With the reflecta x120 Scan it is now possible to scan midformats fast and directly on a SD-Card.
reflecta x120 Scan is a stand-alone device which you can use any time at any place you are.
The scanner works with a 14 megapixel sensor and stores the images on a SD-Card as JPEG format.
The holder which is sent with the scanner takes the following midformats: 6x4,5 cm, 6x6 cm, 6x7 cm, 6x8 cm and 6x9 cm.
It has never been that easy and fast to scan midformats.
- Filmtype: Positives, Color Negatives and Black&White Midformat
- Format: 6x4,5 cm, 6x6 cm, 6x7 cm, 6x8 cm and 6x9 cm
- Optical Resolution: 14 Megapixel
- Display: 2,4‘‘ TFT LCD-Display
- Sensor: CMOS
- Illumination: 12 white LEDs, illumination manually adjustable
- Card-Slot: SD / SDHC up to 32 GB
- Scan speed: 1 sec.
- Interface: USB
- Power Supply: 5V/1A Power Adaptor
- Weight: approx. 600 g
- Dimensions: 173 x 127 x 156 mm (L x W x H)
Supported film formats
- 6x4,5 cm, 6x6 cm, 6x7 cm, 6x8 cm and 6x9 cm
- unframed Medium formats
- Positives + negatives in colour and B/W
Scope of delivery
- x120 Scanner
- Holder for Midformats 6x4,5, 6x6, 6x7, 6x8, 6x9
- Cleaning brush
- Arcsoft MediaImpression 2
- User manual (on CD)
- Adobe® Photoshop® Elements (according to your choice above)
Compatibility of Arcsoft MediaImpression 2
- PC: Windows XP, Windows Vista, Windows 7, Windows 8, Windows 10
- Mac: OS X 10.5 or higher
When working with film strips it can often happen that you accidentally touch the emulsion side of the film. The damage often is irreparable. You can avoid damages to the film material and comfortably insert film strips into the scanner or film holder by wearing fine cotton gloves.

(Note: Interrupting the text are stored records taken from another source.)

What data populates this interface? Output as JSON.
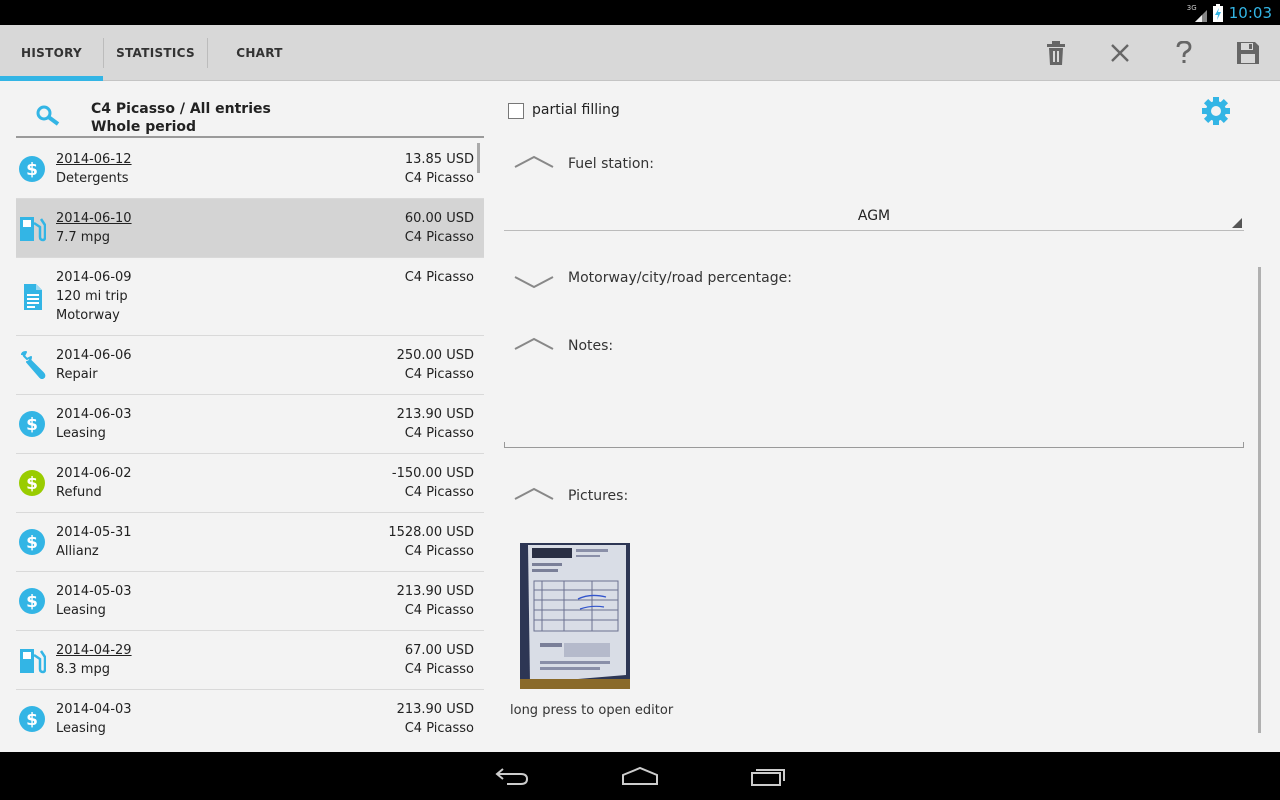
{
  "status": {
    "time": "10:03",
    "network": "3G"
  },
  "tabs": [
    {
      "label": "HISTORY",
      "active": true
    },
    {
      "label": "STATISTICS",
      "active": false
    },
    {
      "label": "CHART",
      "active": false
    }
  ],
  "actions": [
    "trash-icon",
    "close-icon",
    "help-icon",
    "save-icon"
  ],
  "filter": {
    "title": "C4 Picasso / All entries",
    "period": "Whole period"
  },
  "entries": [
    {
      "icon": "dollar-icon",
      "date": "2014-06-12",
      "desc": "Detergents",
      "amount": "13.85 USD",
      "car": "C4 Picasso"
    },
    {
      "icon": "fuel-pump-icon",
      "date": "2014-06-10",
      "desc": "7.7 mpg",
      "amount": "60.00 USD",
      "car": "C4 Picasso"
    },
    {
      "icon": "document-icon",
      "date": "2014-06-09",
      "desc": "120 mi trip",
      "desc2": "Motorway",
      "amount": "",
      "car": "C4 Picasso"
    },
    {
      "icon": "wrench-icon",
      "date": "2014-06-06",
      "desc": "Repair",
      "amount": "250.00 USD",
      "car": "C4 Picasso"
    },
    {
      "icon": "dollar-icon",
      "date": "2014-06-03",
      "desc": "Leasing",
      "amount": "213.90 USD",
      "car": "C4 Picasso"
    },
    {
      "icon": "refund-dollar-icon",
      "date": "2014-06-02",
      "desc": "Refund",
      "amount": "-150.00 USD",
      "car": "C4 Picasso"
    },
    {
      "icon": "dollar-icon",
      "date": "2014-05-31",
      "desc": "Allianz",
      "amount": "1528.00 USD",
      "car": "C4 Picasso"
    },
    {
      "icon": "dollar-icon",
      "date": "2014-05-03",
      "desc": "Leasing",
      "amount": "213.90 USD",
      "car": "C4 Picasso"
    },
    {
      "icon": "fuel-pump-icon",
      "date": "2014-04-29",
      "desc": "8.3 mpg",
      "amount": "67.00 USD",
      "car": "C4 Picasso"
    },
    {
      "icon": "dollar-icon",
      "date": "2014-04-03",
      "desc": "Leasing",
      "amount": "213.90 USD",
      "car": "C4 Picasso"
    }
  ],
  "detail": {
    "partial_label": "partial filling",
    "partial_checked": false,
    "fuel_station_label": "Fuel station:",
    "fuel_station_value": "AGM",
    "percentage_label": "Motorway/city/road percentage:",
    "notes_label": "Notes:",
    "pictures_label": "Pictures:",
    "picture_hint": "long press to open editor",
    "receipt": {
      "brand": "AGM",
      "rows": [
        "BENZINA 95",
        "SUPER PLUS",
        "DIESEL",
        "MOTOROL"
      ]
    }
  },
  "colors": {
    "accent": "#33b5e5",
    "refund": "#99cc00",
    "selected": "#d4d4d4"
  }
}
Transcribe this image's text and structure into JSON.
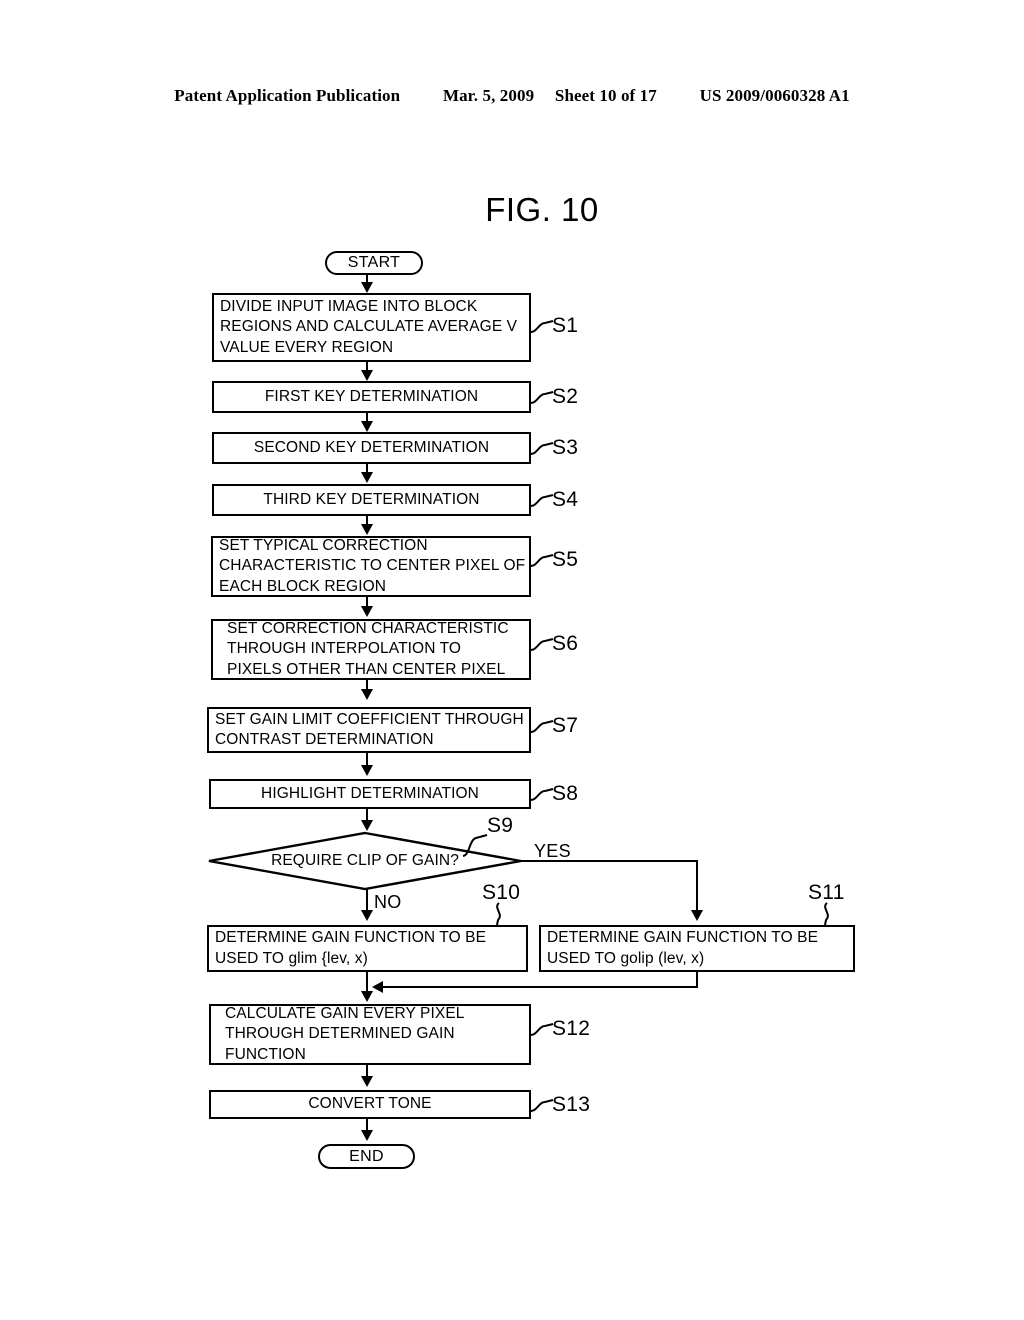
{
  "header": {
    "publication": "Patent Application Publication",
    "date": "Mar. 5, 2009",
    "sheet": "Sheet 10 of 17",
    "patent_number": "US 2009/0060328 A1"
  },
  "figure": {
    "title": "FIG. 10"
  },
  "flowchart": {
    "start_label": "START",
    "end_label": "END",
    "nodes": [
      {
        "id": "S1",
        "ref": "S1",
        "type": "process",
        "lines": [
          "DIVIDE INPUT IMAGE INTO BLOCK",
          "REGIONS AND CALCULATE AVERAGE V",
          "VALUE EVERY REGION"
        ]
      },
      {
        "id": "S2",
        "ref": "S2",
        "type": "process",
        "lines": [
          "FIRST KEY DETERMINATION"
        ]
      },
      {
        "id": "S3",
        "ref": "S3",
        "type": "process",
        "lines": [
          "SECOND KEY DETERMINATION"
        ]
      },
      {
        "id": "S4",
        "ref": "S4",
        "type": "process",
        "lines": [
          "THIRD KEY DETERMINATION"
        ]
      },
      {
        "id": "S5",
        "ref": "S5",
        "type": "process",
        "lines": [
          "SET TYPICAL CORRECTION",
          "CHARACTERISTIC TO CENTER PIXEL OF",
          "EACH BLOCK REGION"
        ]
      },
      {
        "id": "S6",
        "ref": "S6",
        "type": "process",
        "lines": [
          "SET CORRECTION CHARACTERISTIC",
          "THROUGH INTERPOLATION TO",
          "PIXELS OTHER THAN CENTER PIXEL"
        ]
      },
      {
        "id": "S7",
        "ref": "S7",
        "type": "process",
        "lines": [
          "SET GAIN LIMIT COEFFICIENT THROUGH",
          "CONTRAST DETERMINATION"
        ]
      },
      {
        "id": "S8",
        "ref": "S8",
        "type": "process",
        "lines": [
          "HIGHLIGHT DETERMINATION"
        ]
      },
      {
        "id": "S9",
        "ref": "S9",
        "type": "decision",
        "lines": [
          "REQUIRE CLIP OF GAIN?"
        ],
        "branch_yes": "YES",
        "branch_no": "NO"
      },
      {
        "id": "S10",
        "ref": "S10",
        "type": "process",
        "lines": [
          "DETERMINE GAIN FUNCTION TO BE",
          "USED TO glim {lev, x)"
        ]
      },
      {
        "id": "S11",
        "ref": "S11",
        "type": "process",
        "lines": [
          "DETERMINE GAIN FUNCTION TO BE",
          "USED TO golip (lev, x)"
        ]
      },
      {
        "id": "S12",
        "ref": "S12",
        "type": "process",
        "lines": [
          "CALCULATE GAIN EVERY PIXEL",
          "THROUGH DETERMINED GAIN",
          "FUNCTION"
        ]
      },
      {
        "id": "S13",
        "ref": "S13",
        "type": "process",
        "lines": [
          "CONVERT TONE"
        ]
      }
    ]
  },
  "colors": {
    "ink": "#000000",
    "paper": "#ffffff"
  }
}
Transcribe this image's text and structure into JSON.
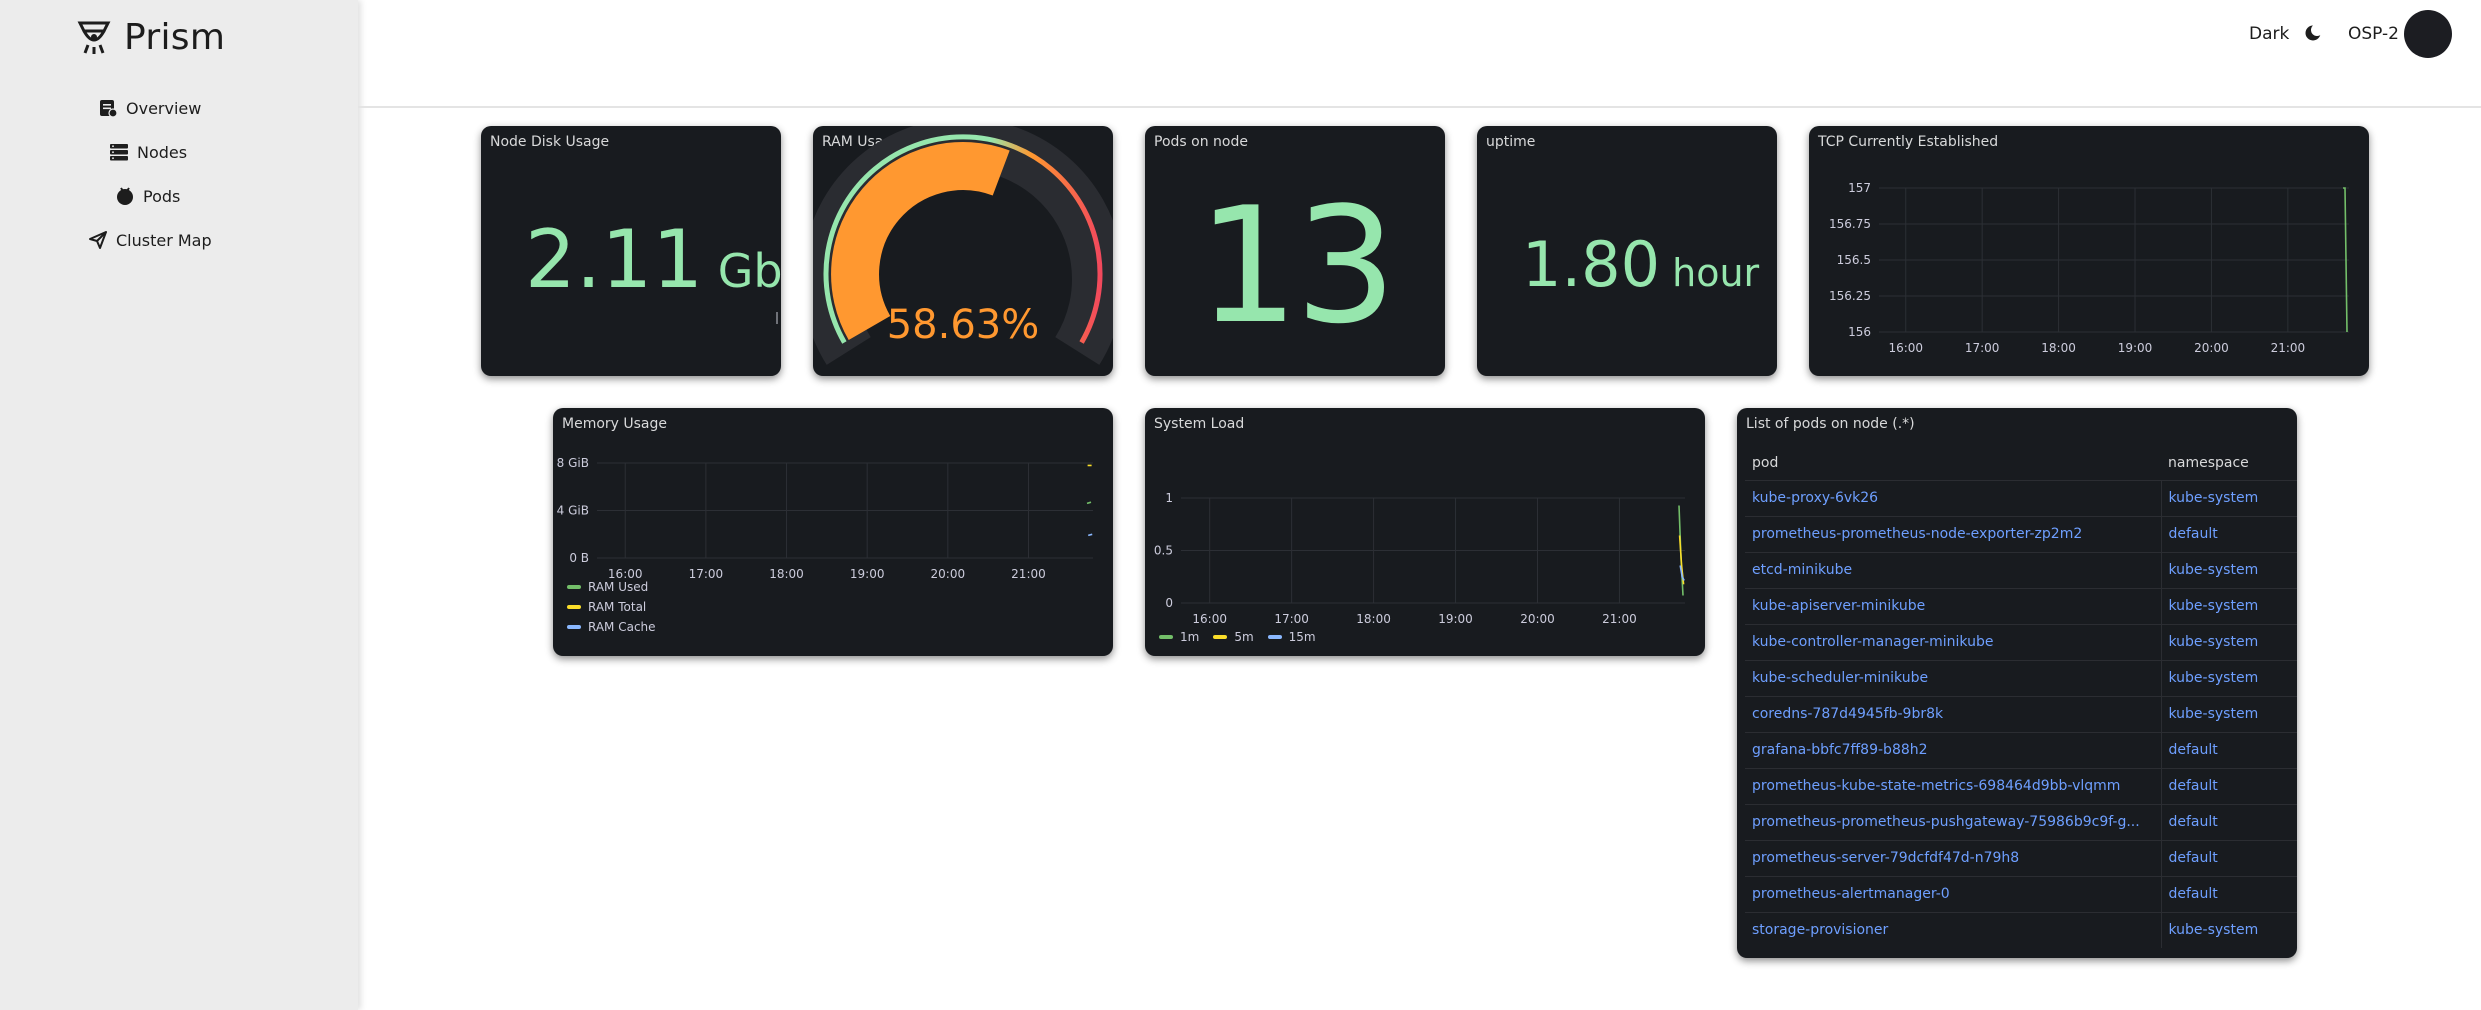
{
  "app": {
    "name": "Prism"
  },
  "nav": [
    {
      "label": "Overview",
      "icon": "overview-icon"
    },
    {
      "label": "Nodes",
      "icon": "nodes-icon"
    },
    {
      "label": "Pods",
      "icon": "pods-icon"
    },
    {
      "label": "Cluster Map",
      "icon": "cluster-map-icon"
    }
  ],
  "topbar": {
    "theme_label": "Dark",
    "theme_icon": "moon-icon",
    "cluster": "OSP-2"
  },
  "panels": {
    "disk": {
      "title": "Node Disk Usage",
      "value": "2.11",
      "unit": "Gb"
    },
    "ram": {
      "title": "RAM Usage",
      "value": "58.63%",
      "fraction": 0.5863
    },
    "pods": {
      "title": "Pods on node",
      "value": "13"
    },
    "uptime": {
      "title": "uptime",
      "value": "1.80",
      "unit": "hour"
    },
    "tcp": {
      "title": "TCP Currently Established"
    },
    "memory": {
      "title": "Memory Usage"
    },
    "load": {
      "title": "System Load"
    },
    "podlist": {
      "title": "List of pods on node (.*)"
    }
  },
  "colors": {
    "accent_green": "#96e6ad",
    "accent_orange": "#ff9830",
    "panel_bg": "#181b1f",
    "link_blue": "#6e9fff",
    "series_green": "#73bf69",
    "series_yellow": "#fade2a",
    "series_blue": "#8ab8ff",
    "series_red": "#f2495c"
  },
  "chart_data": [
    {
      "type": "line",
      "title": "TCP Currently Established",
      "x_ticks": [
        "16:00",
        "17:00",
        "18:00",
        "19:00",
        "20:00",
        "21:00"
      ],
      "y_ticks": [
        "157",
        "156.75",
        "156.5",
        "156.25",
        "156"
      ],
      "ylim": [
        156,
        157
      ],
      "grid": true,
      "series": [
        {
          "color": "#73bf69",
          "x": [
            "21:55",
            "21:56",
            "21:57"
          ],
          "values": [
            157,
            157,
            156
          ]
        }
      ]
    },
    {
      "type": "line",
      "title": "Memory Usage",
      "x_ticks": [
        "16:00",
        "17:00",
        "18:00",
        "19:00",
        "20:00",
        "21:00"
      ],
      "y_ticks": [
        "8 GiB",
        "4 GiB",
        "0 B"
      ],
      "ylim": [
        0,
        8
      ],
      "grid": true,
      "legend": "bottom",
      "series": [
        {
          "name": "RAM Used",
          "color": "#73bf69",
          "values": [
            4.6,
            4.7
          ]
        },
        {
          "name": "RAM Total",
          "color": "#fade2a",
          "values": [
            7.8,
            7.8
          ]
        },
        {
          "name": "RAM Cache",
          "color": "#8ab8ff",
          "values": [
            1.9,
            2.0
          ]
        }
      ]
    },
    {
      "type": "line",
      "title": "System Load",
      "x_ticks": [
        "16:00",
        "17:00",
        "18:00",
        "19:00",
        "20:00",
        "21:00"
      ],
      "y_ticks": [
        "1",
        "0.5",
        "0"
      ],
      "ylim": [
        0,
        1.4
      ],
      "grid": true,
      "legend": "bottom",
      "series": [
        {
          "name": "1m",
          "color": "#73bf69",
          "values": [
            1.3,
            0.6,
            0.1
          ]
        },
        {
          "name": "5m",
          "color": "#fade2a",
          "values": [
            0.9,
            0.5,
            0.25
          ]
        },
        {
          "name": "15m",
          "color": "#8ab8ff",
          "values": [
            0.5,
            0.35,
            0.3
          ]
        }
      ]
    }
  ],
  "pod_table": {
    "headers": [
      "pod",
      "namespace"
    ],
    "rows": [
      [
        "kube-proxy-6vk26",
        "kube-system"
      ],
      [
        "prometheus-prometheus-node-exporter-zp2m2",
        "default"
      ],
      [
        "etcd-minikube",
        "kube-system"
      ],
      [
        "kube-apiserver-minikube",
        "kube-system"
      ],
      [
        "kube-controller-manager-minikube",
        "kube-system"
      ],
      [
        "kube-scheduler-minikube",
        "kube-system"
      ],
      [
        "coredns-787d4945fb-9br8k",
        "kube-system"
      ],
      [
        "grafana-bbfc7ff89-b88h2",
        "default"
      ],
      [
        "prometheus-kube-state-metrics-698464d9bb-vlqmm",
        "default"
      ],
      [
        "prometheus-prometheus-pushgateway-75986b9c9f-g...",
        "default"
      ],
      [
        "prometheus-server-79dcfdf47d-n79h8",
        "default"
      ],
      [
        "prometheus-alertmanager-0",
        "default"
      ],
      [
        "storage-provisioner",
        "kube-system"
      ]
    ]
  }
}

Anti-dust spray is used to clean film material - no matter if it's mounted slides or film strips - by removing dust and fluffs with a flimsy current of air without touching the film material at all. There is no better, more comfortable and more efficient way to clean your film material.
For working with single negatives or positives we highly recommend using tweezers, because otherwise you run the risk of touching and damaging the film.
If you work with digital images - no matter if they come from a digital camera or from a film scanner - you should calibrate your screen. Without a screen calibration performed with objective criteria you run the risk of wrongly adjusting the settings of the scan or the image editing software, which makes the image look right on your screen, but will cause unnatural alienated colours on other output devices (printer, image service, new screen).